Something hardened in Kryalov’ s eyes and he controlled his anger from bursting out, remembering what the President had told his closest advisors and generals a few months ago, about the state of things to come and his plans for new Russia.

This small toad of a republic, he thought grimly, would soon be brought under control not just as a required corrective measure but also to ensure that the other six of the seven sisters in Central Asia understood their place in the scheme of things.

The General broke away from his reverie. Good thing about being in command was that your subordinates never interrupted you.

“Let them stew then, we will decide when to intervene.”

“There is also some kind of trouble in the Gorno Badakhshan Oblast” Major General Yuri continued. Better to be done with all the bad news at once.

“What’s new in that?” Kryalov shrugged dismissively.

Yuri looked to Colonel Dryadov, the Chief of intelligence and caught his eye.

Dryadov spoke up obligingly “It may be more than just the usual. We have reports that there is a big insurrection on in the GBAO. Several police stations have been attacked with rebels wielding automatic weapons”

“And yet the wise Tehrir Shahbazi refuses to request our support. He is a bigger idiot that I thought.”

“Even he may not know everything as it stands right now” Dryadov continued mildly “about how bad things really are. We are just aware that there has been some heavy fighting between the Tajik paramilitary and some rebels in Khorugh.”

“How bad?” the Colonel General snapped impatiently. He hated it when his subordinates fed him information piecemeal; it made for poor decision making.

“I cannot talk to the Defense Minister unless I get to know how bad it is” he continued. “If it’s bad we can force the issue. Is it we let it go bad, or is it we need to intervene bad? I hope I am speaking plainly enough for you and you too Major General? Get me an answer in the next three hours. Also prepare to deploy the 201st anyway; we will stand them down if it is nothing. It’ll do them good to check their readiness. Let’s move on.”

The two subordinates nodded and Major General Boganadov took notes on his pad.

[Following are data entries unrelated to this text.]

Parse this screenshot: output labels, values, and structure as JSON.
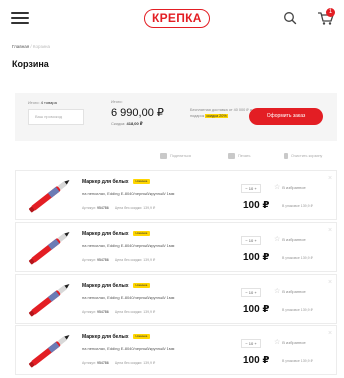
{
  "header": {
    "logo_text": "КРЕПКА",
    "cart_count": "1"
  },
  "breadcrumb": {
    "home": "Главная",
    "separator": " / ",
    "current": "Корзина"
  },
  "page_title": "Корзина",
  "summary": {
    "items_label": "Итого:",
    "items_count": "4 товара",
    "promo_placeholder": "Ваш промокод",
    "total_label": "Итого:",
    "total": "6 990,00 ₽",
    "discount_label": "Скидка:",
    "discount_value": "418,00 ₽",
    "note_text": "Бесплатная доставка от 40 000 ₽ и подарок",
    "note_highlight": "скидка 20%",
    "order_button": "Оформить заказ"
  },
  "toolbar": {
    "share": "Поделиться",
    "print": "Печать",
    "clear": "Очистить корзину"
  },
  "items": [
    {
      "name": "Маркер для белых",
      "badge": "Новинка",
      "desc": "на пенсилах, Edding E-8040/черный/круглый/ 1мм",
      "article_label": "Артикул:",
      "article": "954786",
      "price_note": "Цена без скидки: 139,9 ₽",
      "qty": "10",
      "fav": "В избранное",
      "price": "100 ₽",
      "pack": "В упаковке 139,9 ₽"
    },
    {
      "name": "Маркер для белых",
      "badge": "Новинка",
      "desc": "на пенсилах, Edding E-8040/черный/круглый/ 1мм",
      "article_label": "Артикул:",
      "article": "954786",
      "price_note": "Цена без скидки: 139,9 ₽",
      "qty": "10",
      "fav": "В избранное",
      "price": "100 ₽",
      "pack": "В упаковке 139,9 ₽"
    },
    {
      "name": "Маркер для белых",
      "badge": "Новинка",
      "desc": "на пенсилах, Edding E-8040/черный/круглый/ 1мм",
      "article_label": "Артикул:",
      "article": "954786",
      "price_note": "Цена без скидки: 139,9 ₽",
      "qty": "10",
      "fav": "В избранное",
      "price": "100 ₽",
      "pack": "В упаковке 139,9 ₽"
    },
    {
      "name": "Маркер для белых",
      "badge": "Новинка",
      "desc": "на пенсилах, Edding E-8040/черный/круглый/ 1мм",
      "article_label": "Артикул:",
      "article": "954786",
      "price_note": "Цена без скидки: 139,9 ₽",
      "qty": "10",
      "fav": "В избранное",
      "price": "100 ₽",
      "pack": "В упаковке 139,9 ₽"
    }
  ],
  "colors": {
    "accent": "#e31e24",
    "highlight": "#ffd600"
  },
  "icons": {
    "menu": "burger-icon",
    "search": "search-icon",
    "cart": "cart-icon",
    "favorite": "star-icon",
    "delete": "close-icon"
  }
}
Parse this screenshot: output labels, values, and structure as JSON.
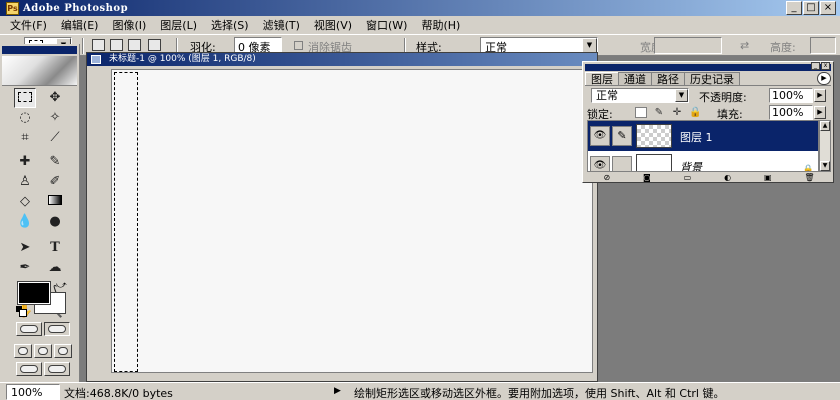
{
  "window": {
    "title": "Adobe Photoshop",
    "min": "_",
    "max": "□",
    "close": "×"
  },
  "menu": [
    "文件(F)",
    "编辑(E)",
    "图像(I)",
    "图层(L)",
    "选择(S)",
    "滤镜(T)",
    "视图(V)",
    "窗口(W)",
    "帮助(H)"
  ],
  "options": {
    "feather_label": "羽化:",
    "feather_value": "0 像素",
    "antialias_label": "消除锯齿",
    "style_label": "样式:",
    "style_value": "正常",
    "width_label": "宽度:",
    "height_label": "高度:"
  },
  "document": {
    "title": "未标题-1 @ 100% (图层 1, RGB/8)"
  },
  "layers_panel": {
    "tabs": [
      "图层",
      "通道",
      "路径",
      "历史记录"
    ],
    "blend_mode": "正常",
    "opacity_label": "不透明度:",
    "opacity_value": "100%",
    "lock_label": "锁定:",
    "fill_label": "填充:",
    "fill_value": "100%",
    "layers": [
      {
        "name": "图层 1",
        "selected": true
      },
      {
        "name": "背景",
        "selected": false,
        "locked": true
      }
    ]
  },
  "status": {
    "zoom": "100%",
    "doc_info": "文档:468.8K/0 bytes",
    "hint": "绘制矩形选区或移动选区外框。要用附加选项，使用 Shift、Alt 和 Ctrl 键。"
  },
  "colors": {
    "titlebar": "#0a246a",
    "chrome": "#d4d0c8",
    "workspace": "#7c7c7c",
    "foreground": "#000000",
    "background": "#ffffff"
  }
}
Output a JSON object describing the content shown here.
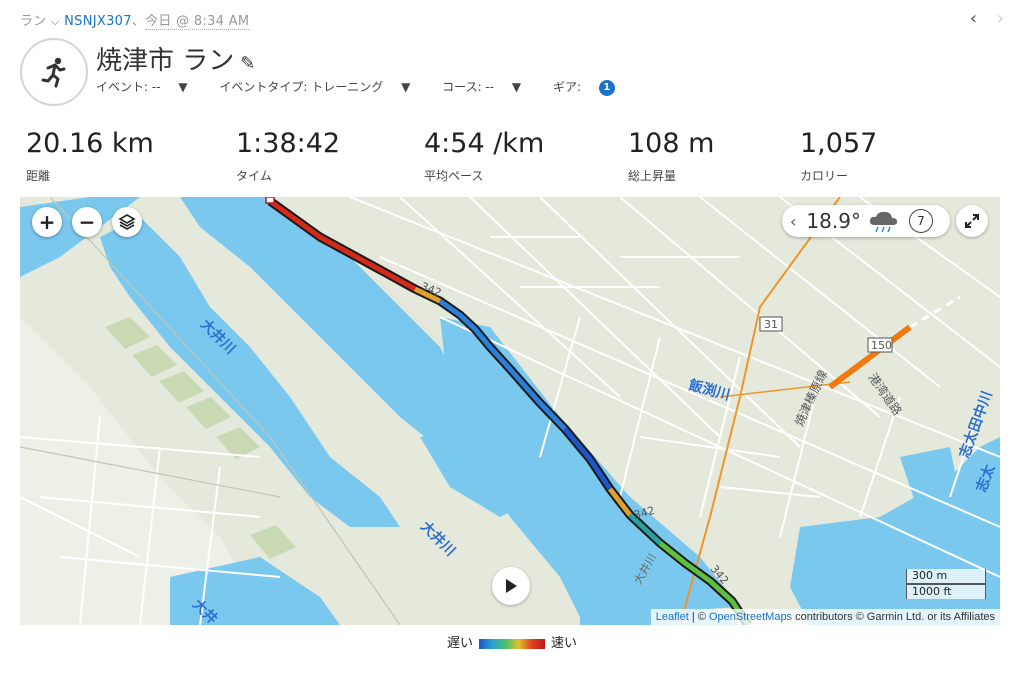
{
  "breadcrumb": {
    "activity_type": "ラン",
    "device": "NSNJX307",
    "separator": "、",
    "datetime": "今日 @ 8:34 AM"
  },
  "nav": {
    "prev_icon": "chevron-left-icon",
    "next_icon": "chevron-right-icon"
  },
  "header": {
    "title": "焼津市 ラン",
    "edit_icon": "pencil-icon",
    "event": "イベント: --",
    "event_type": "イベントタイプ: トレーニング",
    "course": "コース: --",
    "gear_label": "ギア:",
    "gear_count": "1"
  },
  "stats": [
    {
      "value": "20.16 km",
      "label": "距離"
    },
    {
      "value": "1:38:42",
      "label": "タイム"
    },
    {
      "value": "4:54 /km",
      "label": "平均ペース"
    },
    {
      "value": "108 m",
      "label": "総上昇量"
    },
    {
      "value": "1,057",
      "label": "カロリー"
    }
  ],
  "map": {
    "zoom_in": "+",
    "zoom_out": "−",
    "layers_icon": "layers-icon",
    "weather": {
      "temp": "18.9°",
      "icon": "cloud-rain-icon",
      "wind": "7"
    },
    "expand_icon": "expand-icon",
    "play_icon": "play-icon",
    "scale_m": "300 m",
    "scale_ft": "1000 ft",
    "labels": {
      "river1": "大井川",
      "river2": "大井川",
      "river3": "大井",
      "kawa": "飯渕川",
      "road_vertical": "焼津榛原線",
      "road_harbor": "港湾道路",
      "river_right": "志太田中川",
      "river_right2": "志太",
      "r342a": "342",
      "r342b": "342",
      "r342c": "342",
      "r31": "31",
      "r150": "150",
      "road_bottom": "大井川"
    },
    "attribution": {
      "leaflet": "Leaflet",
      "sep": " | © ",
      "osm": "OpenStreetMaps",
      "rest": " contributors © Garmin Ltd. or its Affiliates"
    }
  },
  "legend": {
    "slow": "遅い",
    "fast": "速い"
  },
  "colors": {
    "accent": "#1a73c8",
    "water": "#7ac8ee",
    "land": "#e4e9dc",
    "route_fast": "#d02020",
    "route_slow": "#1f55c8"
  }
}
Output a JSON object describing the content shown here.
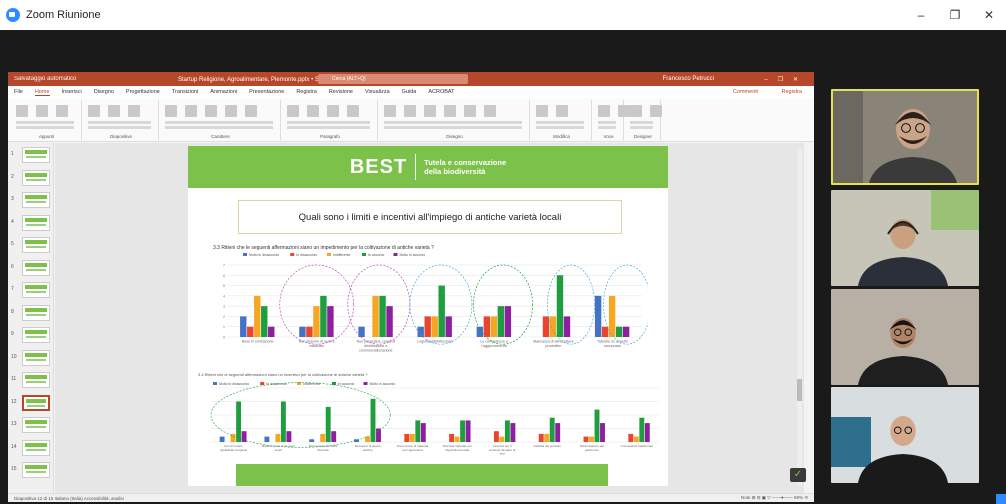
{
  "zoom": {
    "title": "Zoom Riunione",
    "window_controls": [
      "–",
      "❐",
      "✕"
    ]
  },
  "ppt": {
    "autosave_label": "Salvataggio automatico",
    "file_title": "Startup Religione, Agroalimentare, Piemonte.pptx • Salvato in questo PC ✓",
    "search_placeholder": "Cerca (ALT+Q)",
    "user": "Francesco Petrucci",
    "tabs": [
      "File",
      "Home",
      "Inserisci",
      "Disegno",
      "Progettazione",
      "Transizioni",
      "Animazioni",
      "Presentazione",
      "Registra",
      "Revisione",
      "Visualizza",
      "Guida",
      "ACROBAT"
    ],
    "active_tab": "Home",
    "share_label": "Registra",
    "comments_label": "Commenti",
    "ribbon_groups": [
      "Appunti",
      "Diapositive",
      "Carattere",
      "Paragrafo",
      "Disegno",
      "Modifica",
      "Voce",
      "Designer"
    ],
    "status_left": "Diapositiva 12 di 15    Italiano (Italia)    Accessibilità: analisi",
    "status_right": "Note    ⊞    ⊟    ▣    ▽   ——●——   59%   ⟲"
  },
  "thumbnails": [
    {
      "num": "1"
    },
    {
      "num": "2"
    },
    {
      "num": "3"
    },
    {
      "num": "4"
    },
    {
      "num": "5"
    },
    {
      "num": "6"
    },
    {
      "num": "7"
    },
    {
      "num": "8"
    },
    {
      "num": "9"
    },
    {
      "num": "10"
    },
    {
      "num": "11"
    },
    {
      "num": "12",
      "active": true
    },
    {
      "num": "13"
    },
    {
      "num": "14"
    },
    {
      "num": "15"
    }
  ],
  "slide": {
    "brand": "BEST",
    "subtitle_1": "Tutela e conservazione",
    "subtitle_2": "della biodiversità",
    "title": "Quali sono i limiti e incentivi all'impiego di antiche varietà locali",
    "question_1": "3.3  Ritieni che le seguenti affermazioni siano un impedimento per la coltivazione di antiche varietà ?",
    "question_2": "3.4  Ritieni che le seguenti affermazioni siano un incentivo per la coltivazione di antiche varietà ?"
  },
  "chart_data": [
    {
      "type": "bar",
      "title": "",
      "legend_position": "top",
      "legend": [
        "Molto in disaccordo",
        "In disaccordo",
        "Indifferente",
        "In accordo",
        "Molto in accordo"
      ],
      "colors": [
        "#4472c4",
        "#e8452c",
        "#f5a623",
        "#1e9e3e",
        "#8e1fa0"
      ],
      "categories": [
        "Rese in contrazione",
        "Non disporre di semi e materiale",
        "Non possedere canali di distribuzione e commercializzazione",
        "Logistica/distribuzione",
        "Le competenze e l'aggiornamento",
        "Mancanza di attrezzature produttive",
        "Tutelare un aspetto scorporato"
      ],
      "series": [
        {
          "name": "Molto in disaccordo",
          "values": [
            2,
            1,
            1,
            1,
            1,
            0,
            4
          ]
        },
        {
          "name": "In disaccordo",
          "values": [
            1,
            1,
            0,
            2,
            2,
            2,
            1
          ]
        },
        {
          "name": "Indifferente",
          "values": [
            4,
            3,
            4,
            2,
            2,
            2,
            4
          ]
        },
        {
          "name": "In accordo",
          "values": [
            3,
            4,
            4,
            5,
            3,
            6,
            1
          ]
        },
        {
          "name": "Molto in accordo",
          "values": [
            1,
            3,
            3,
            2,
            3,
            2,
            1
          ]
        }
      ],
      "ylim": [
        0,
        7
      ],
      "yticks": [
        "0",
        "1",
        "2",
        "3",
        "4",
        "5",
        "6",
        "7"
      ],
      "grid": true
    },
    {
      "type": "bar",
      "title": "",
      "legend_position": "top-left",
      "legend": [
        "Molto in disaccordo",
        "In disaccordo",
        "Indifferente",
        "In accordo",
        "Molto in accordo"
      ],
      "colors": [
        "#4472c4",
        "#e8452c",
        "#f5a623",
        "#1e9e3e",
        "#8e1fa0"
      ],
      "categories": [
        "Uso di territori riqualificati marginali",
        "Materia prima di sementi locali",
        "Riconoscimento della diversità",
        "Recupero di specie antiche",
        "Promozione di materiali per l'agricoltura",
        "Diversità varietale per l'agricoltura locale",
        "Incentivi per il territorio da parte di enti",
        "Visibilità del prodotto",
        "Valorizzazione del patrimonio",
        "Conoscenze tradizionali"
      ],
      "series": [
        {
          "name": "Molto in disaccordo",
          "values": [
            0.2,
            0.2,
            0.1,
            0.1,
            0,
            0,
            0,
            0,
            0,
            0
          ]
        },
        {
          "name": "In disaccordo",
          "values": [
            0,
            0,
            0,
            0,
            0.3,
            0.3,
            0.4,
            0.3,
            0.2,
            0.3
          ]
        },
        {
          "name": "Indifferente",
          "values": [
            0.3,
            0.3,
            0.3,
            0.2,
            0.3,
            0.2,
            0.2,
            0.3,
            0.2,
            0.2
          ]
        },
        {
          "name": "In accordo",
          "values": [
            1.5,
            1.5,
            1.3,
            1.6,
            0.8,
            0.8,
            0.8,
            0.9,
            1.2,
            0.9
          ]
        },
        {
          "name": "Molto in accordo",
          "values": [
            0.4,
            0.4,
            0.4,
            0.5,
            0.7,
            0.8,
            0.7,
            0.7,
            0.7,
            0.7
          ]
        }
      ],
      "ylim": [
        0,
        2
      ],
      "grid": true
    }
  ],
  "participants": [
    {
      "tile": 1,
      "speaking": true,
      "bg": "#8a8478",
      "skin": "#c9a488",
      "hair": "#2a2018",
      "shirt": "#3a3a3a",
      "glasses": true
    },
    {
      "tile": 2,
      "speaking": false,
      "bg": "#c7c4b8",
      "skin": "#c9a080",
      "hair": "#4a3728",
      "shirt": "#2b2f3a",
      "headset": true,
      "wall": "#7cc24a"
    },
    {
      "tile": 3,
      "speaking": false,
      "bg": "#b8b0a4",
      "skin": "#b08468",
      "hair": "#1a1410",
      "shirt": "#1f1f1f",
      "glasses": true
    },
    {
      "tile": 4,
      "speaking": false,
      "bg": "#d8dde0",
      "skin": "#d4a88a",
      "hair": "#c9a488",
      "shirt": "#1a1a1a",
      "glasses": true,
      "bald": true
    }
  ]
}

“There is another thing” the voice was of Colonel Chekov of the Russian Air Force and his words took them by surprise.

“We have reports of large numbers of US transport aircraft being diverted to Dushanbe. Specifically to the airfield at Ayni, most from Fakhror, some from Manaus.”

The room went quiet.

“What kind of aircraft?” General Kryalov asked dangerously.

“Some of them were carrying troops. We suspect it’s for an evacuation but it could be for deployment as well” the Air Force Officer proposed.

Major General Yuri winced at that assessment, he had not been told about it before the meeting.

The Colonel General lost it completely.

Kryalov cursed. “No bloody Amerikanski are going to send in troops when the Tajiki’s refuse to allow my men already inside their country to deploy.”

He turned to his aide “Get me defense minister Cherbayov” he shouted. “The Americans are not going to use these troubles as an excuse to get their grubby hands over another country, not on my watch.”